─── MATERIAL FOR THIS TASK

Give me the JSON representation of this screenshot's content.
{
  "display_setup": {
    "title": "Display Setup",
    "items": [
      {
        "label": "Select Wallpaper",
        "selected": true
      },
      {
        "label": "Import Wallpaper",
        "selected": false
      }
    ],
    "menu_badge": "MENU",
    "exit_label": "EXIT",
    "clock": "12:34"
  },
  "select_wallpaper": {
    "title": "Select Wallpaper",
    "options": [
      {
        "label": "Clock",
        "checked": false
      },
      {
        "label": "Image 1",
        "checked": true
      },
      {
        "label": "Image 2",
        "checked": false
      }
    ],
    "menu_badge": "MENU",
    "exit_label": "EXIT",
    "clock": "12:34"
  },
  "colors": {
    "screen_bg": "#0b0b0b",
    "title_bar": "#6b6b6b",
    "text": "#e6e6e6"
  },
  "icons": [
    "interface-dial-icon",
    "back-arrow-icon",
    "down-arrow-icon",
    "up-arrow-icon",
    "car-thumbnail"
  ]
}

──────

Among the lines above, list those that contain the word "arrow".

    "back-arrow-icon",
    "down-arrow-icon",
    "up-arrow-icon",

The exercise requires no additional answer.